Furthermore, to ease the reluctance of Pagans to convert to Christendom, he chose to incorporate many elements of Saturnalia into the then-new holiday of Christmas. This was done, of course, so that the Pagans might be put at ease by familiarity. Just a few of the most well-known elements he borrowed from Saturnalia are detailed below:
- Santa Claus. This mythical holiday figure was inspired in part by a pre-Christian folk figure Sinterklaas, who was himself inspired by Germanic Pagan deities. However, the other part of his inspiration was the very Christian figure known as Saint Nicholas, who is often also called Sinterklaas.
- During Saturnalia, feasts were much enjoyed and gifts given. Both of these traditions were brought over into Christmas (the Christmas feast many families enjoy, and the tradition of Christmas presents).
- The Christmas tree. During Saturnalia, trees were brought into the home in a Pagan ritual act known as “sympathetic magic”. This “magic” was a form of ritualistic imitation in which they imitated the warmth of Springtime by keeping trees inside their warm homes, an act which they believed would reflect itself in the coming of Spring. Also, trees were a Pagan symbol of fertility and evergreens in particular (the commonly-depicted Christmas tree) were revered for their year-round life.
- Mistletoe. Pagan druids would harvest this plant during their festivals for decoration and religious herbal uses. In addition, the Pagan faiths believed mistletoe to be a symbol of romance and fertility. This symbolism was also brought over into the Christmas tradition of mistletoe, as any two who meet beneath it are intended to kiss.

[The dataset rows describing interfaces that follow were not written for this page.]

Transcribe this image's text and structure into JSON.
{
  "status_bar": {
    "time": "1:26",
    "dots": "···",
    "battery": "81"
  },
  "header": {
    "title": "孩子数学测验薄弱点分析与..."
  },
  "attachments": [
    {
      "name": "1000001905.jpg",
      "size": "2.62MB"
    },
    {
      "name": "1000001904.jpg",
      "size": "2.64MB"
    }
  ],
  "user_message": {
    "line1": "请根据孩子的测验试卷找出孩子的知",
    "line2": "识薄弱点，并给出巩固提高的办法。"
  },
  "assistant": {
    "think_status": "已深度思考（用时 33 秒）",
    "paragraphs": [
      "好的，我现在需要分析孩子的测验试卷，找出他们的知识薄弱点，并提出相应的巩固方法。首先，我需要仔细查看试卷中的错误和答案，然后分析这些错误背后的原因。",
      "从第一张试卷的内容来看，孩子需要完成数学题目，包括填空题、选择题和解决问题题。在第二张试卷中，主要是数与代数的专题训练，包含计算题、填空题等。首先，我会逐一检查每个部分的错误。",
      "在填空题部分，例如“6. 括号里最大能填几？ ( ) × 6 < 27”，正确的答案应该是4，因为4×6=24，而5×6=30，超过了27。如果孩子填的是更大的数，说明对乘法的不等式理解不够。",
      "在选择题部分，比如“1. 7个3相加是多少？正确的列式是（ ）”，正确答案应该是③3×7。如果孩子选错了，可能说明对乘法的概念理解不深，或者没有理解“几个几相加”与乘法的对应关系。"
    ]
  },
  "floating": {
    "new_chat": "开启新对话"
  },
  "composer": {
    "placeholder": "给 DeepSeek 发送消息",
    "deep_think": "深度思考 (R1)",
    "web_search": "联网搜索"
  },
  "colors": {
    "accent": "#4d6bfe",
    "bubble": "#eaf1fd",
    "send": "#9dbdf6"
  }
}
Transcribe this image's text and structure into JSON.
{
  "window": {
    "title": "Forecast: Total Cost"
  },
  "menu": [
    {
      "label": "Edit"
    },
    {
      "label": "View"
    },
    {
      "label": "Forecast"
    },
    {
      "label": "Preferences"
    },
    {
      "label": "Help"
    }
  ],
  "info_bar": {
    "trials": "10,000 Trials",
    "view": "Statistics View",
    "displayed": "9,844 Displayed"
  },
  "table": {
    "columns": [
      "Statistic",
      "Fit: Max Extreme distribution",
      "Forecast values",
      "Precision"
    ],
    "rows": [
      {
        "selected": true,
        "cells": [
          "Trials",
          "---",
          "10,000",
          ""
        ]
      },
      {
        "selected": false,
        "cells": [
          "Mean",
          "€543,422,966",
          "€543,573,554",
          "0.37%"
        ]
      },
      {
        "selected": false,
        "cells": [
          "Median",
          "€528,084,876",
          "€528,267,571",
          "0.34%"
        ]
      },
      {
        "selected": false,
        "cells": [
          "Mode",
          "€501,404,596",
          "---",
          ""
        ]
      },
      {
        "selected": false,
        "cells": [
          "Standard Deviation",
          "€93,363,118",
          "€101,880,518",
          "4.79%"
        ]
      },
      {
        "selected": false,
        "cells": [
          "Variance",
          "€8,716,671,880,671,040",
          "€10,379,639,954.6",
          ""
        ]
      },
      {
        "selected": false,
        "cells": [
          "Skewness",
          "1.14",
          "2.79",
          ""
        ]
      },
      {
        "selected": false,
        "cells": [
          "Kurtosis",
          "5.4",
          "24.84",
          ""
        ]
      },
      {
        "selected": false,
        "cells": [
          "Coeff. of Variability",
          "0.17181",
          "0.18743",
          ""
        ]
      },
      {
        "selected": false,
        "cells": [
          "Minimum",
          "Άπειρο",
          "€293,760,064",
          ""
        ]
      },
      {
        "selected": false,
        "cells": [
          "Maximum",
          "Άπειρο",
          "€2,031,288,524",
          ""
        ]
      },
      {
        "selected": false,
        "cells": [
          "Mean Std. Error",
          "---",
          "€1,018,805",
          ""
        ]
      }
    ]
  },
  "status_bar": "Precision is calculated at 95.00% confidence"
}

And so we come to the heart of Christmas. In overshadowing the old Pagan festival by placing Christmas on the same date, and by incorporating and assimilating familiar Pagan elements into the Christian holiday, Constantine successfully gained converts and in time, nearly eradicated Paganism as his then-relatively-new Christianity spread to become a major religion.
But a holiday with political foundations is still a holiday. If you prefer to throw out the political origin in favor of religion, do so. If you rather disregard the religious trappings in favor of a secular celebration, you have that right. Whatever your own personal reason for the season, enjoy it to its fullest. This is, after all, only meant as an education. Do with it what you will. Happy Holidays.